Julia, Greenleaf and Jonathan Prince - c. 1855
|To learn more about Jonathan Cilley visit the Thomaston Historical Society.|
Born March 5, 1767 in Nottingham, New Hampshire
Married Jane Nealley on May 22, 1787
|Greenleaf was a farmer, a major in the New Hampshire state militia, and holder of various town offices. He and Jane had seven children, but he died at a very young age in Nottingham in 1808.|
Born 1734 in Nottingham, New Hampshire
Married Sarah Longfellow on November 4, 1756
|Prior to the Revolutionary War, Joseph was a farmer and town
officer. After Lexington and Concord, he was appointed major in Enoch Poor's 2nd New Hampshire
militia. In 1777 he was made colonel of the 1st New Hampshire Regiment in the Continental Army.
He fought at the battles of Bemis Heights, Stoney Point, Monmouth, and Saratoga, and was present
for the surrender of British Gen. Johnny Burgoyne to American Gen. Horatio Gates.
After the war, he was appointed major general of the New Hampshire state militia. He was successively treasurer, vice president, and president of the Order of Cincinnati. He and Sarah raised ten children, and he died in Nottingham in 1799. The portrait above hangs in the New Hampshire State Capitol in Concord.
|To learn more about Joseph Cilley visit SeacoastNH.com.|
Born October 6, 1701 in Hampton, New Hampshire
Married Alice Rawlins about 1725
|Joseph and Alice moved to Nottingham, New Hampshire, in about 1727.
They settled on Rattlesnake Hill and built a log cabin, where they raised six children. Joseph
held several positions, including tithingman, selectman, surveyor of highways, and captain of
militia. He died in 1782.
Born about 1667 probably in Isles of Shoals, New Hampshire
Married Ann Stanyan before 1697
|Thomas was a sea captain, and lived variously in Hampton, Nottingham, and
Andover, New Hampshire. He and Ann had six children, and he died while visiting his son
Joseph in Nottingham sometime after 1727.
Born 1638 in Stoke-in-Teignhead, England

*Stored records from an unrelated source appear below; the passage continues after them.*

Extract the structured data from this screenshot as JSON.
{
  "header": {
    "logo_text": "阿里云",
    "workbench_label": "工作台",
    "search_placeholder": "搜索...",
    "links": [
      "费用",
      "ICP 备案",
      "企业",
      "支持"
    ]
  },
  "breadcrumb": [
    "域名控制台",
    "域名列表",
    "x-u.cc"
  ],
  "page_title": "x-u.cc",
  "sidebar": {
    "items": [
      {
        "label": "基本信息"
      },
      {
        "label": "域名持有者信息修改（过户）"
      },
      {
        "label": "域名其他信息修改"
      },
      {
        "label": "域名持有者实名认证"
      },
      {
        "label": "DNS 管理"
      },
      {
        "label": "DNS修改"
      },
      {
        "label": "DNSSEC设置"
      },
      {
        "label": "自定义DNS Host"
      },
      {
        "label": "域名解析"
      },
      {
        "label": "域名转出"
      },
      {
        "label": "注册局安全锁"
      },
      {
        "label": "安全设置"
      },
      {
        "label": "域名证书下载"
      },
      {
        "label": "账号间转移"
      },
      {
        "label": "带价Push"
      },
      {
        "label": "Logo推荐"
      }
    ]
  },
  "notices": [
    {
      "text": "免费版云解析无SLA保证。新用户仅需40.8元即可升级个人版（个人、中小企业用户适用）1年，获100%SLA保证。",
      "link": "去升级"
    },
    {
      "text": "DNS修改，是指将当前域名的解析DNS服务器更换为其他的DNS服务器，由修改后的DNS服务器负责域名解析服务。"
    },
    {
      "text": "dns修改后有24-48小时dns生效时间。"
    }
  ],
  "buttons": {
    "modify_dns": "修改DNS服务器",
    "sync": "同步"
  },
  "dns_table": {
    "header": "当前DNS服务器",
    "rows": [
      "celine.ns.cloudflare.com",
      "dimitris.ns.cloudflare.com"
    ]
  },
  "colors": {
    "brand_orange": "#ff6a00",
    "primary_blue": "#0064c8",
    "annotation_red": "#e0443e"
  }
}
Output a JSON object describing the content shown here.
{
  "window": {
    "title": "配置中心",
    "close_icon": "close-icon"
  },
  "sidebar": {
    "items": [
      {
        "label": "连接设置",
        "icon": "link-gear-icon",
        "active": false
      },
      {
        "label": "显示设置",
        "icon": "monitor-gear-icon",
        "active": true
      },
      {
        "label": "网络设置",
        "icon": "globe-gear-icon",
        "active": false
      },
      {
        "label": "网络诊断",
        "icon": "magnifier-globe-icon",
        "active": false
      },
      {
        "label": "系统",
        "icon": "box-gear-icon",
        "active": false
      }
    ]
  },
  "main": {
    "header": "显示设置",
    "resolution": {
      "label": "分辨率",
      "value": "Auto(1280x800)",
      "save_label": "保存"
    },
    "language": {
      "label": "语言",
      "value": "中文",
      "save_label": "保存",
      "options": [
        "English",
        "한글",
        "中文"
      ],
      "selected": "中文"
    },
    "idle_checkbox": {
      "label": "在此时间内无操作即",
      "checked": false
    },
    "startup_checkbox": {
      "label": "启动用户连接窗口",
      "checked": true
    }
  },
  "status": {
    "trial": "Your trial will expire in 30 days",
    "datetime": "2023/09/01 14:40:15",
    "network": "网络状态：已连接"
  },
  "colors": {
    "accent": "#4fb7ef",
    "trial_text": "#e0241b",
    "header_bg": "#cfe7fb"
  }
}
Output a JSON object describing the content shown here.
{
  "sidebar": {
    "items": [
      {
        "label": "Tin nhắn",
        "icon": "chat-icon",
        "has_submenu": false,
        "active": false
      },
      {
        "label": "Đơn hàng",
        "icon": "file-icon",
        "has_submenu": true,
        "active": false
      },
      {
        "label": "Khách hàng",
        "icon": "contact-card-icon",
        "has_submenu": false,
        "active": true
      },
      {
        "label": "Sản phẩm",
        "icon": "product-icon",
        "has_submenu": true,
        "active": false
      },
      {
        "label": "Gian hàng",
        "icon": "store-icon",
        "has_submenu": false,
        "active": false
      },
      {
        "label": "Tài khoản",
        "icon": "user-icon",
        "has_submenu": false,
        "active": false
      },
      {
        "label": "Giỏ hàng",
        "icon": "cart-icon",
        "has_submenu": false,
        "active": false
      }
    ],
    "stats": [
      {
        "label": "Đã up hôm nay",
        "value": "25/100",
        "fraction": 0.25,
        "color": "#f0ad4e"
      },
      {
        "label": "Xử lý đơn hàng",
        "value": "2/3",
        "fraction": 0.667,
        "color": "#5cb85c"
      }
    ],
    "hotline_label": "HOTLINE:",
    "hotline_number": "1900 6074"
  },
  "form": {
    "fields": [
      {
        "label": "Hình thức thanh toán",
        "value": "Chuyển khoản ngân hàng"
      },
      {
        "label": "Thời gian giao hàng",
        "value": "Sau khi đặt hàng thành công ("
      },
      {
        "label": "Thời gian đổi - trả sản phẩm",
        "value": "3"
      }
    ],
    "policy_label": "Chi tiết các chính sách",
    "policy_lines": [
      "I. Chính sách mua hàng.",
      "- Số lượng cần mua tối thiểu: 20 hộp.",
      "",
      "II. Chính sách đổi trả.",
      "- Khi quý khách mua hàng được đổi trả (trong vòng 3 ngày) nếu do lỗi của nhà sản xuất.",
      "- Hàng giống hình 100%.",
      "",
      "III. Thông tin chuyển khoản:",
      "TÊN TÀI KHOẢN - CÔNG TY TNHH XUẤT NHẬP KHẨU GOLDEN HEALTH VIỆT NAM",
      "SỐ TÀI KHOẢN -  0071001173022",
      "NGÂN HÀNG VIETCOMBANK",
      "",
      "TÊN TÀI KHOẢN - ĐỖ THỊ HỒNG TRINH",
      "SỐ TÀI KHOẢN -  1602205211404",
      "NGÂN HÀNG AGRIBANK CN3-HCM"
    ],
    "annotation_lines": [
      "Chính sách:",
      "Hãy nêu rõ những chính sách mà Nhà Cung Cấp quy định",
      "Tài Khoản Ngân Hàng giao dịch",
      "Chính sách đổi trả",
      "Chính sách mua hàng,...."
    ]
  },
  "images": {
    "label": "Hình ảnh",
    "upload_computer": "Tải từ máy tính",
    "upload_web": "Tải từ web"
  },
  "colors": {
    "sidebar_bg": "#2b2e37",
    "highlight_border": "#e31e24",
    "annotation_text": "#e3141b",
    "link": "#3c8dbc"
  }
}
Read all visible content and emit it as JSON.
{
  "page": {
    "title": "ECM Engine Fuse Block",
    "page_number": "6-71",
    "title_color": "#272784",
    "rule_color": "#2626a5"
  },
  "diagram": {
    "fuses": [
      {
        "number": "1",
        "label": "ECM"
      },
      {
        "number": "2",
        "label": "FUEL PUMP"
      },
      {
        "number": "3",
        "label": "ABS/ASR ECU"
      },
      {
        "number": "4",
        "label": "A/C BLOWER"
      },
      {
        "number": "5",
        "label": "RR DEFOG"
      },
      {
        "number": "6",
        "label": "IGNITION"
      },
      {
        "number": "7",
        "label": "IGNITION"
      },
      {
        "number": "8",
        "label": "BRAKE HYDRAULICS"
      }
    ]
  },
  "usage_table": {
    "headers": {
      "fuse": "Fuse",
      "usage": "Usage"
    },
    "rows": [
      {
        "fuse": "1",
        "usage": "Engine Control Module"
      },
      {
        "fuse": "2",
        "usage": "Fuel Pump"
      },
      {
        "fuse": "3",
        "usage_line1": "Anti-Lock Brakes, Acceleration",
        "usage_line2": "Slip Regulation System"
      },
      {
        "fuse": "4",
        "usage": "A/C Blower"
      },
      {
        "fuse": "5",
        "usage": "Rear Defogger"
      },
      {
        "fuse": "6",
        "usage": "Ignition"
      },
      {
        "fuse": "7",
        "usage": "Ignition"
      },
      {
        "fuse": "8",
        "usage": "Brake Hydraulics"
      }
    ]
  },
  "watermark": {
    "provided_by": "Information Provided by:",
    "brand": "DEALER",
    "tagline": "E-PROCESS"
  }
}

Married Martha Boaden before 1670
|Thomas most likely came to New England with his four older brothers in
1665. He settled on land west of the Kennebec river and married Martha, a widow with one child.
They eventually had two more children before he died in about 1684. After his arrival in
America, his last name was spelled variously as "Sealy", "Scilley", and finally "Cilley".
Born 1597 in Stoke-in-Teignhead, England
Married before 1618
|Andrew moved at some point to Kingsteinton, England, and raised nine
children. He died there in 1665.
Born about 1550 in Stoke-in-Teignhead, England
Married Julian Selman on January 26, 1591
|Richard and his second wife Julian, herself a widow, had two children.
He also had three children from his first marriage. He died in Stoke-in-Teignhead in 1620.